[Supplied material Boundary: Start]

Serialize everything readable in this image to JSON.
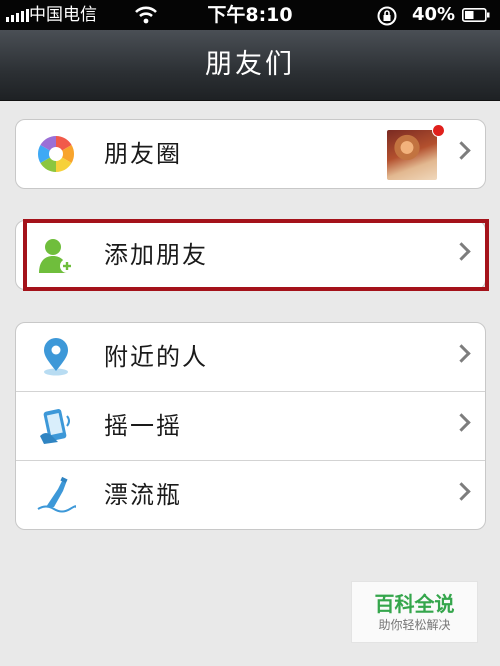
{
  "status_bar": {
    "carrier": "中国电信",
    "time": "下午8:10",
    "battery_percent": "40%",
    "icons": [
      "signal-icon",
      "wifi-icon",
      "rotation-lock-icon",
      "battery-icon"
    ]
  },
  "nav": {
    "title": "朋友们"
  },
  "groups": [
    {
      "items": [
        {
          "label": "朋友圈",
          "icon": "moments-icon",
          "has_thumbnail": true,
          "has_badge": true
        }
      ]
    },
    {
      "items": [
        {
          "label": "添加朋友",
          "icon": "add-friend-icon",
          "highlighted": true
        }
      ]
    },
    {
      "items": [
        {
          "label": "附近的人",
          "icon": "location-pin-icon"
        },
        {
          "label": "摇一摇",
          "icon": "shake-phone-icon"
        },
        {
          "label": "漂流瓶",
          "icon": "drift-bottle-icon"
        }
      ]
    }
  ],
  "colors": {
    "highlight": "#a4121a",
    "badge": "#e0201c",
    "nav_bg": "#2c3034"
  },
  "watermark": {
    "title": "百科全说",
    "subtitle": "助你轻松解决"
  }
}
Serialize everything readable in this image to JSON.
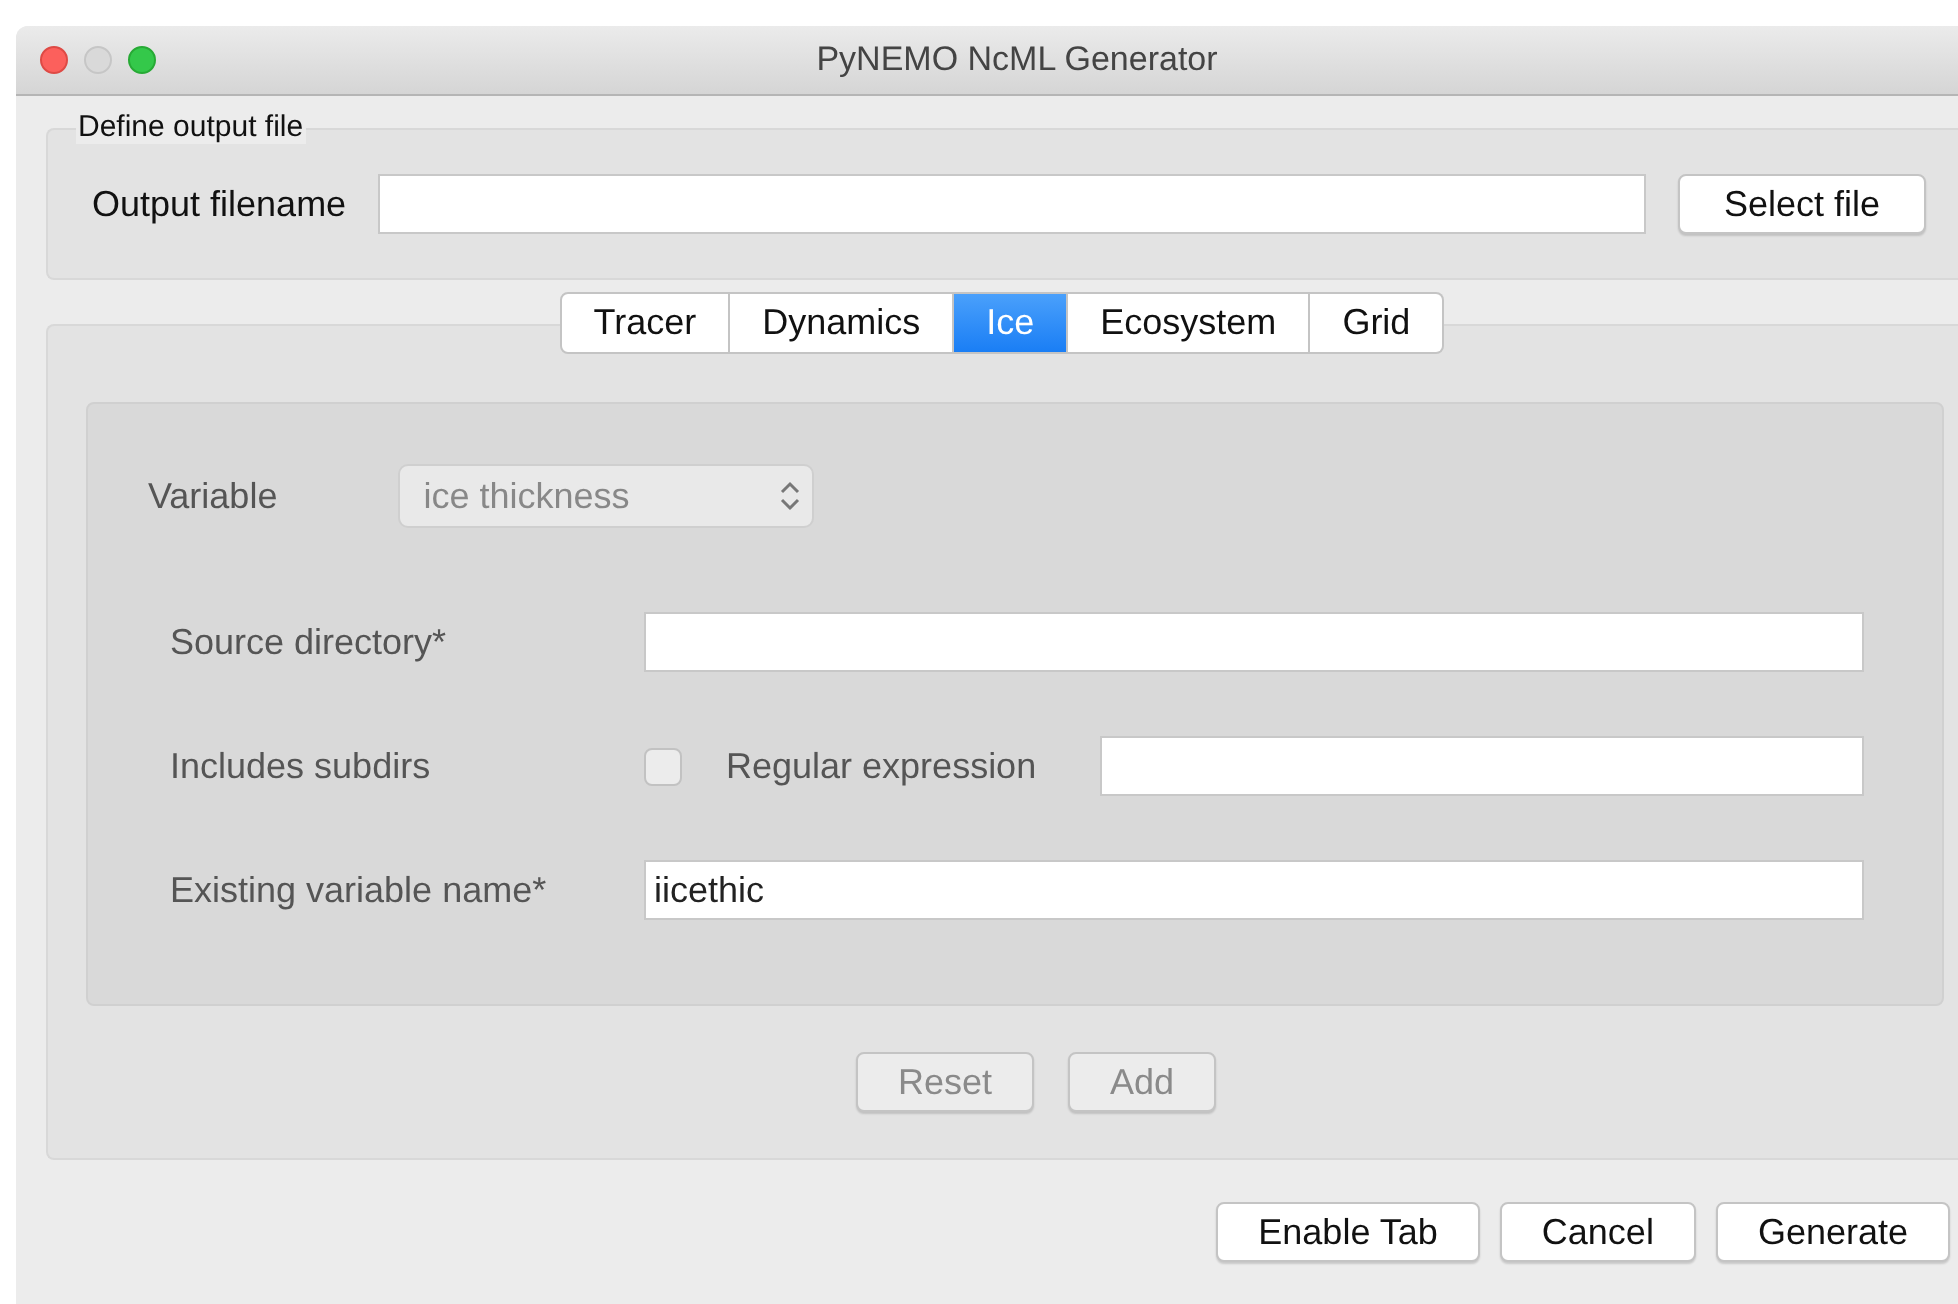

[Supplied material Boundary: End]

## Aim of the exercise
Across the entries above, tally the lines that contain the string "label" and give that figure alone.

## Finished task
5